--- START ---

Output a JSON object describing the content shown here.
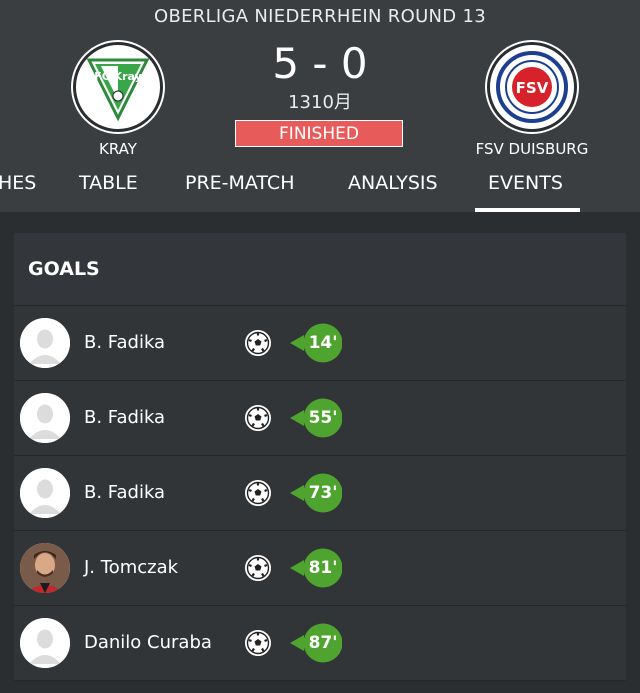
{
  "match": {
    "league_round": "OBERLIGA  NIEDERRHEIN ROUND 13",
    "score": "5 - 0",
    "date": "1310月",
    "status": "FINISHED",
    "status_color": "#e75c5a",
    "home": {
      "name": "KRAY",
      "crest_icon": "fc-kray-crest-icon",
      "crest_text": "FC Kray"
    },
    "away": {
      "name": "FSV DUISBURG",
      "crest_icon": "fsv-duisburg-crest-icon",
      "crest_text": "FSV"
    }
  },
  "tabs": [
    {
      "label": "HES"
    },
    {
      "label": "TABLE"
    },
    {
      "label": "PRE-MATCH"
    },
    {
      "label": "ANALYSIS"
    },
    {
      "label": "EVENTS",
      "active": true
    }
  ],
  "goals": {
    "title": "GOALS",
    "rows": [
      {
        "player": "B. Fadika",
        "minute": "14'",
        "avatar": "placeholder-avatar-icon"
      },
      {
        "player": "B. Fadika",
        "minute": "55'",
        "avatar": "placeholder-avatar-icon"
      },
      {
        "player": "B. Fadika",
        "minute": "73'",
        "avatar": "placeholder-avatar-icon"
      },
      {
        "player": "J. Tomczak",
        "minute": "81'",
        "avatar": "player-photo"
      },
      {
        "player": "Danilo Curaba",
        "minute": "87'",
        "avatar": "placeholder-avatar-icon"
      }
    ]
  },
  "colors": {
    "minute_badge": "#4ea42e",
    "header_bg": "#3b3e41",
    "panel_bg": "#2f3235"
  }
}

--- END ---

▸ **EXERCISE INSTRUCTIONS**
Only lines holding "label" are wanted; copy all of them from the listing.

▸ **WRITTEN SOLUTION**
      "label": "HES"
      "label": "TABLE"
      "label": "PRE-MATCH"
      "label": "ANALYSIS"
      "label": "EVENTS",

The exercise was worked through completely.